*** Extracted material ***

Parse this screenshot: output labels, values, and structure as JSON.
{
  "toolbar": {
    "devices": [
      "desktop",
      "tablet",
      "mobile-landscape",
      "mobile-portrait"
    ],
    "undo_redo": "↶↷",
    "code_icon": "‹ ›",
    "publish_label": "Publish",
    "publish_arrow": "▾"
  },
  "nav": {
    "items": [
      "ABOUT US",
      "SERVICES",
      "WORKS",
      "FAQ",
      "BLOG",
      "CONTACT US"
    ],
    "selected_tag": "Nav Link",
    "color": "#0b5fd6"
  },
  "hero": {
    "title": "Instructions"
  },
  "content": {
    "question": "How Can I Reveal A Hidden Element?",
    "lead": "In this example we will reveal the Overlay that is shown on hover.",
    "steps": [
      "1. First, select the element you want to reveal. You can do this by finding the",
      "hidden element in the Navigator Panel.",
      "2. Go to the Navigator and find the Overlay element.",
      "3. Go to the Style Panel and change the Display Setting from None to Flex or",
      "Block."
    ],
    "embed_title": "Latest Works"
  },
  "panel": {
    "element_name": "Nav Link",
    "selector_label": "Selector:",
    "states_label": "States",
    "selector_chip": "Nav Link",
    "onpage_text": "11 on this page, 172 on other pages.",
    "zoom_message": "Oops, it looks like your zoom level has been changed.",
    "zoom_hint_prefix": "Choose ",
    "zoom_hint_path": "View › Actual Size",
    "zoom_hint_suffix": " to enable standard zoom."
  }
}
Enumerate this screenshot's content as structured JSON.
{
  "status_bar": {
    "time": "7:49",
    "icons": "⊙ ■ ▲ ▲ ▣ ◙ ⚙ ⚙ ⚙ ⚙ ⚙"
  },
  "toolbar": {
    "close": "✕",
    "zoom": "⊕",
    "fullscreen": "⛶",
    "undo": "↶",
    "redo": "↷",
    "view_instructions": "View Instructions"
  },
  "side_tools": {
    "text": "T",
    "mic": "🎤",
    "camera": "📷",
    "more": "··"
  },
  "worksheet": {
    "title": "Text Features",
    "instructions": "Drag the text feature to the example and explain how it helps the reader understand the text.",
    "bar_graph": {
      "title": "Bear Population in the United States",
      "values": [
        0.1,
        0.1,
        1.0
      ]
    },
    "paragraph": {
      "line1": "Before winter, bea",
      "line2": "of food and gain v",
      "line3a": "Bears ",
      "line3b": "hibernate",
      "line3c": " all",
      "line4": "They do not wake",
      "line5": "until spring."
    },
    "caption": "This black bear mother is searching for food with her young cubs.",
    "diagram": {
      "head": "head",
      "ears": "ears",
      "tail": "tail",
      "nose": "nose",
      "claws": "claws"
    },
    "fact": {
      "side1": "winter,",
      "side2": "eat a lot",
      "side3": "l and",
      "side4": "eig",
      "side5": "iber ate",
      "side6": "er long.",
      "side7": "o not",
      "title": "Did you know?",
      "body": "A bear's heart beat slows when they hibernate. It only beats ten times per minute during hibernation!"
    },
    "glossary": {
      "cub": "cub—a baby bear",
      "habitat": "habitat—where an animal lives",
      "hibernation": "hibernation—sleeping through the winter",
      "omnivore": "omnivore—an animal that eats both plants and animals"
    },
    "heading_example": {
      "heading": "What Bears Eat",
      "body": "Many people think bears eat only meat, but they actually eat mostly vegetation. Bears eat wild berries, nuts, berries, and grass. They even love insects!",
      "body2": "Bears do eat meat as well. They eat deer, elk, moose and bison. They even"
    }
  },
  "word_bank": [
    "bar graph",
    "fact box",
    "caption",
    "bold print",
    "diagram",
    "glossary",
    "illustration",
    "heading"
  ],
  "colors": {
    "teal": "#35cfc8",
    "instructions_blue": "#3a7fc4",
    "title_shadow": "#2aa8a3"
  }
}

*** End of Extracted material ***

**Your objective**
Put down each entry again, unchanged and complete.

**Written solution**
Parse this screenshot: output labels, values, and structure as JSON.
{
  "toolbar": {
    "devices": [
      "desktop",
      "tablet",
      "mobile-landscape",
      "mobile-portrait"
    ],
    "undo_redo": "↶↷",
    "code_icon": "‹ ›",
    "publish_label": "Publish",
    "publish_arrow": "▾"
  },
  "nav": {
    "items": [
      "ABOUT US",
      "SERVICES",
      "WORKS",
      "FAQ",
      "BLOG",
      "CONTACT US"
    ],
    "selected_tag": "Nav Link",
    "color": "#0b5fd6"
  },
  "hero": {
    "title": "Instructions"
  },
  "content": {
    "question": "How Can I Reveal A Hidden Element?",
    "lead": "In this example we will reveal the Overlay that is shown on hover.",
    "steps": [
      "1. First, select the element you want to reveal. You can do this by finding the",
      "hidden element in the Navigator Panel.",
      "2. Go to the Navigator and find the Overlay element.",
      "3. Go to the Style Panel and change the Display Setting from None to Flex or",
      "Block."
    ],
    "embed_title": "Latest Works"
  },
  "panel": {
    "element_name": "Nav Link",
    "selector_label": "Selector:",
    "states_label": "States",
    "selector_chip": "Nav Link",
    "onpage_text": "11 on this page, 172 on other pages.",
    "zoom_message": "Oops, it looks like your zoom level has been changed.",
    "zoom_hint_prefix": "Choose ",
    "zoom_hint_path": "View › Actual Size",
    "zoom_hint_suffix": " to enable standard zoom."
  }
}
Enumerate this screenshot's content as structured JSON.
{
  "status_bar": {
    "time": "7:49",
    "icons": "⊙ ■ ▲ ▲ ▣ ◙ ⚙ ⚙ ⚙ ⚙ ⚙"
  },
  "toolbar": {
    "close": "✕",
    "zoom": "⊕",
    "fullscreen": "⛶",
    "undo": "↶",
    "redo": "↷",
    "view_instructions": "View Instructions"
  },
  "side_tools": {
    "text": "T",
    "mic": "🎤",
    "camera": "📷",
    "more": "··"
  },
  "worksheet": {
    "title": "Text Features",
    "instructions": "Drag the text feature to the example and explain how it helps the reader understand the text.",
    "bar_graph": {
      "title": "Bear Population in the United States",
      "values": [
        0.1,
        0.1,
        1.0
      ]
    },
    "paragraph": {
      "line1": "Before winter, bea",
      "line2": "of food and gain v",
      "line3a": "Bears ",
      "line3b": "hibernate",
      "line3c": " all",
      "line4": "They do not wake",
      "line5": "until spring."
    },
    "caption": "This black bear mother is searching for food with her young cubs.",
    "diagram": {
      "head": "head",
      "ears": "ears",
      "tail": "tail",
      "nose": "nose",
      "claws": "claws"
    },
    "fact": {
      "side1": "winter,",
      "side2": "eat a lot",
      "side3": "l and",
      "side4": "eig",
      "side5": "iber ate",
      "side6": "er long.",
      "side7": "o not",
      "title": "Did you know?",
      "body": "A bear's heart beat slows when they hibernate. It only beats ten times per minute during hibernation!"
    },
    "glossary": {
      "cub": "cub—a baby bear",
      "habitat": "habitat—where an animal lives",
      "hibernation": "hibernation—sleeping through the winter",
      "omnivore": "omnivore—an animal that eats both plants and animals"
    },
    "heading_example": {
      "heading": "What Bears Eat",
      "body": "Many people think bears eat only meat, but they actually eat mostly vegetation. Bears eat wild berries, nuts, berries, and grass. They even love insects!",
      "body2": "Bears do eat meat as well. They eat deer, elk, moose and bison. They even"
    }
  },
  "word_bank": [
    "bar graph",
    "fact box",
    "caption",
    "bold print",
    "diagram",
    "glossary",
    "illustration",
    "heading"
  ],
  "colors": {
    "teal": "#35cfc8",
    "instructions_blue": "#3a7fc4",
    "title_shadow": "#2aa8a3"
  }
}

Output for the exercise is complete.